TASK STATEMENT: Would you write out every record that follows exactly, with the pictures left out?

(Beginning of THE DATA)

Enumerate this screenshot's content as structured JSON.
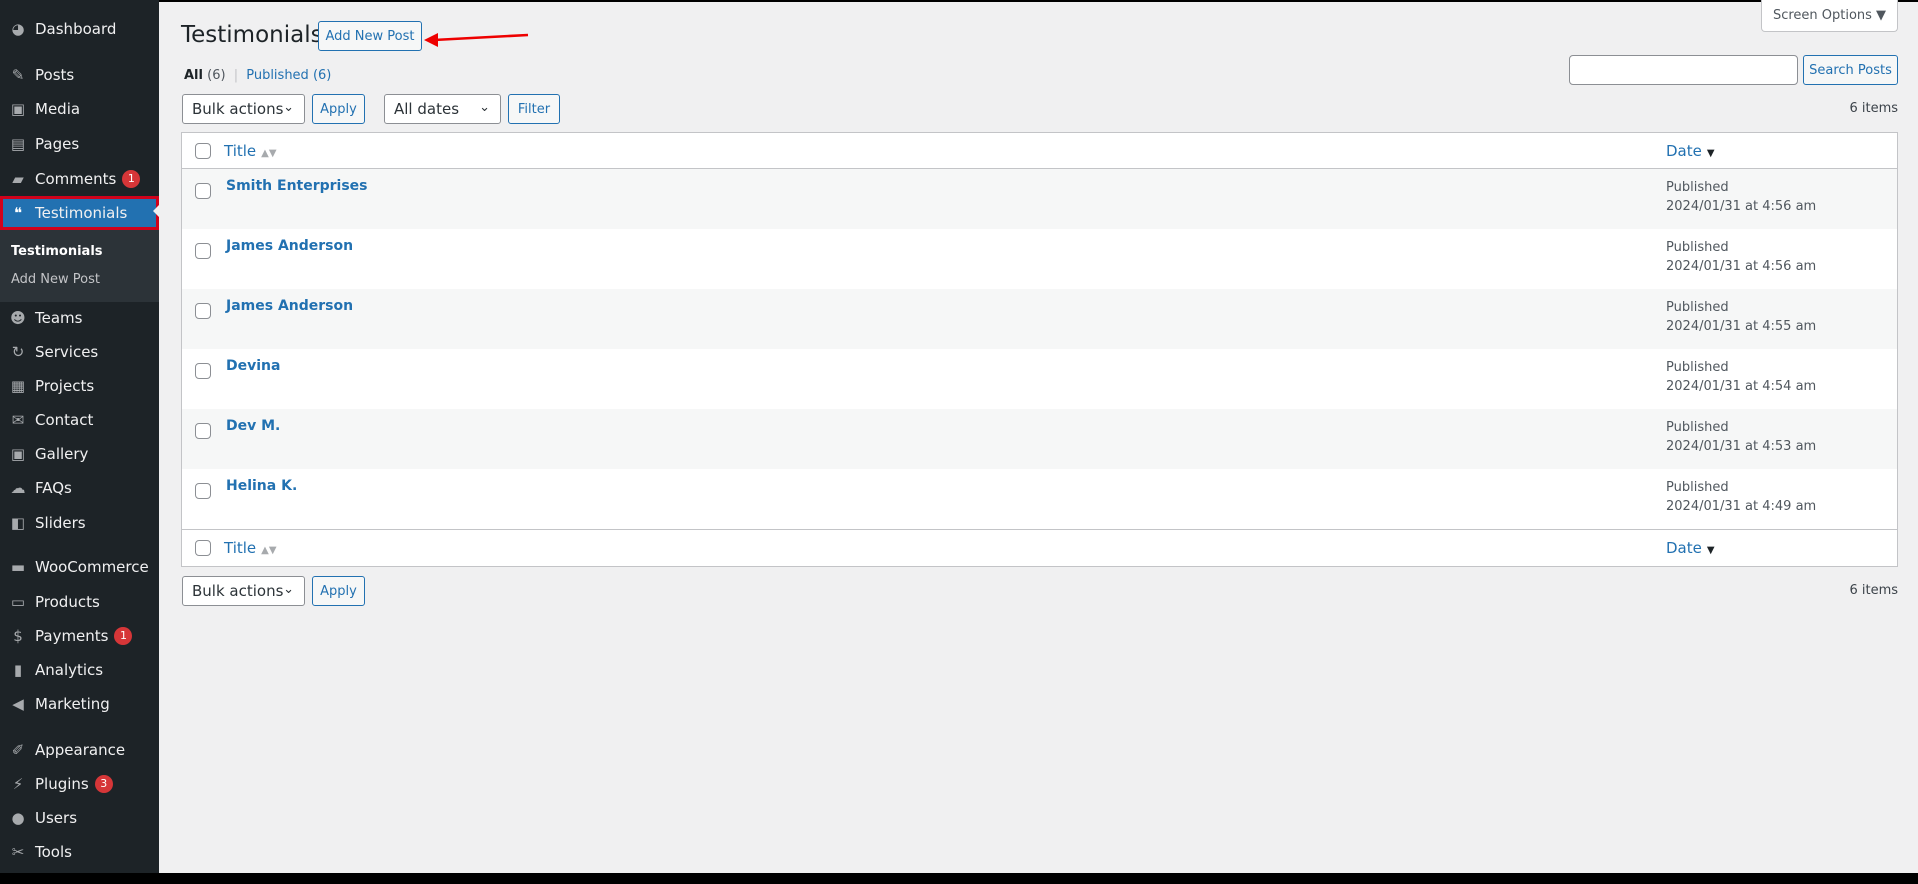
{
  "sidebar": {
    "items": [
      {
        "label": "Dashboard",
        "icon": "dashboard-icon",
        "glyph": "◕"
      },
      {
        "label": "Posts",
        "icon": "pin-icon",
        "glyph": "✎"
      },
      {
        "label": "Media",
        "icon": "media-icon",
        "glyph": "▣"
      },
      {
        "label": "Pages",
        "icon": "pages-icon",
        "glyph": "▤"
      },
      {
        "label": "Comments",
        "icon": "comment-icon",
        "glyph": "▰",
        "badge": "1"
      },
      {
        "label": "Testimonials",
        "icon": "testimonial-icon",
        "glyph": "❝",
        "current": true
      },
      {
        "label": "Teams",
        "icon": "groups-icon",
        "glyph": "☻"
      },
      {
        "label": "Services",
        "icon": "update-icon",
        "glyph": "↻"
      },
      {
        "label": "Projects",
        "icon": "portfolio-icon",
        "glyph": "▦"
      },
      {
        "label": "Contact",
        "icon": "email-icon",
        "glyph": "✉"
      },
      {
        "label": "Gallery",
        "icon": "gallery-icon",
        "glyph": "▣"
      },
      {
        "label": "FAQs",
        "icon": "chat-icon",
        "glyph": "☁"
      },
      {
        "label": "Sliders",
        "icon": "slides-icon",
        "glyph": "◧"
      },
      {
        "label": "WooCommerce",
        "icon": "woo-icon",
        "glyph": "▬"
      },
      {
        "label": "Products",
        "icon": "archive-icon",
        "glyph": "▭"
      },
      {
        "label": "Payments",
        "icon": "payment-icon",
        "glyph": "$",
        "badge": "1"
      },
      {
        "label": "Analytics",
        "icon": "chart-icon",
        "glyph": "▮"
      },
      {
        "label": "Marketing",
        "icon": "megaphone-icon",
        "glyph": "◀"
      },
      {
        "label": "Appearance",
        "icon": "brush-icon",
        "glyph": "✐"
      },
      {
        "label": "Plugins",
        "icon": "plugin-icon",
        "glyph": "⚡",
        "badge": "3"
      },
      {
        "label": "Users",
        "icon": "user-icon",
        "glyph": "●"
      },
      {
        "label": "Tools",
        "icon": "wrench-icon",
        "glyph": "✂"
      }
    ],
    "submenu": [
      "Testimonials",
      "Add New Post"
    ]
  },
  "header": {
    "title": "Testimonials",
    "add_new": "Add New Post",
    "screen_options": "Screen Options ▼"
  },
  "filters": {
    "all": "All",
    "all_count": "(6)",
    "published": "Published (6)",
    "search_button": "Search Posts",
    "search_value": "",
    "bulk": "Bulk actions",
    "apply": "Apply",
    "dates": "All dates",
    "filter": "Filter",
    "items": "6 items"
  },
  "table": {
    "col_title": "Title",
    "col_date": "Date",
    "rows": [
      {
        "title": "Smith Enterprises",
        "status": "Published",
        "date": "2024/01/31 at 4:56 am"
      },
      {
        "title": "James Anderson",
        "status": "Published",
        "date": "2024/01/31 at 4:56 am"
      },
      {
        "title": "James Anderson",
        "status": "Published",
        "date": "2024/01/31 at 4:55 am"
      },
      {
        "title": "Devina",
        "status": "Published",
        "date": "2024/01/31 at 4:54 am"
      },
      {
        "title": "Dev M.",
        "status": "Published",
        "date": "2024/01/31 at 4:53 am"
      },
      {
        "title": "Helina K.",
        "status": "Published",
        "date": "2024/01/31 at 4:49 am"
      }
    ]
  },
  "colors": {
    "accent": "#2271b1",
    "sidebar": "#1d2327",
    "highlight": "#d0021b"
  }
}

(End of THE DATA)

EXERCISE ANSWER:
Enumerate this screenshot's content as structured JSON.
{
  "sidebar": {
    "items": [
      {
        "label": "Dashboard",
        "icon": "dashboard-icon",
        "glyph": "◕"
      },
      {
        "label": "Posts",
        "icon": "pin-icon",
        "glyph": "✎"
      },
      {
        "label": "Media",
        "icon": "media-icon",
        "glyph": "▣"
      },
      {
        "label": "Pages",
        "icon": "pages-icon",
        "glyph": "▤"
      },
      {
        "label": "Comments",
        "icon": "comment-icon",
        "glyph": "▰",
        "badge": "1"
      },
      {
        "label": "Testimonials",
        "icon": "testimonial-icon",
        "glyph": "❝",
        "current": true
      },
      {
        "label": "Teams",
        "icon": "groups-icon",
        "glyph": "☻"
      },
      {
        "label": "Services",
        "icon": "update-icon",
        "glyph": "↻"
      },
      {
        "label": "Projects",
        "icon": "portfolio-icon",
        "glyph": "▦"
      },
      {
        "label": "Contact",
        "icon": "email-icon",
        "glyph": "✉"
      },
      {
        "label": "Gallery",
        "icon": "gallery-icon",
        "glyph": "▣"
      },
      {
        "label": "FAQs",
        "icon": "chat-icon",
        "glyph": "☁"
      },
      {
        "label": "Sliders",
        "icon": "slides-icon",
        "glyph": "◧"
      },
      {
        "label": "WooCommerce",
        "icon": "woo-icon",
        "glyph": "▬"
      },
      {
        "label": "Products",
        "icon": "archive-icon",
        "glyph": "▭"
      },
      {
        "label": "Payments",
        "icon": "payment-icon",
        "glyph": "$",
        "badge": "1"
      },
      {
        "label": "Analytics",
        "icon": "chart-icon",
        "glyph": "▮"
      },
      {
        "label": "Marketing",
        "icon": "megaphone-icon",
        "glyph": "◀"
      },
      {
        "label": "Appearance",
        "icon": "brush-icon",
        "glyph": "✐"
      },
      {
        "label": "Plugins",
        "icon": "plugin-icon",
        "glyph": "⚡",
        "badge": "3"
      },
      {
        "label": "Users",
        "icon": "user-icon",
        "glyph": "●"
      },
      {
        "label": "Tools",
        "icon": "wrench-icon",
        "glyph": "✂"
      }
    ],
    "submenu": [
      "Testimonials",
      "Add New Post"
    ]
  },
  "header": {
    "title": "Testimonials",
    "add_new": "Add New Post",
    "screen_options": "Screen Options ▼"
  },
  "filters": {
    "all": "All",
    "all_count": "(6)",
    "published": "Published (6)",
    "search_button": "Search Posts",
    "search_value": "",
    "bulk": "Bulk actions",
    "apply": "Apply",
    "dates": "All dates",
    "filter": "Filter",
    "items": "6 items"
  },
  "table": {
    "col_title": "Title",
    "col_date": "Date",
    "rows": [
      {
        "title": "Smith Enterprises",
        "status": "Published",
        "date": "2024/01/31 at 4:56 am"
      },
      {
        "title": "James Anderson",
        "status": "Published",
        "date": "2024/01/31 at 4:56 am"
      },
      {
        "title": "James Anderson",
        "status": "Published",
        "date": "2024/01/31 at 4:55 am"
      },
      {
        "title": "Devina",
        "status": "Published",
        "date": "2024/01/31 at 4:54 am"
      },
      {
        "title": "Dev M.",
        "status": "Published",
        "date": "2024/01/31 at 4:53 am"
      },
      {
        "title": "Helina K.",
        "status": "Published",
        "date": "2024/01/31 at 4:49 am"
      }
    ]
  },
  "colors": {
    "accent": "#2271b1",
    "sidebar": "#1d2327",
    "highlight": "#d0021b"
  }
}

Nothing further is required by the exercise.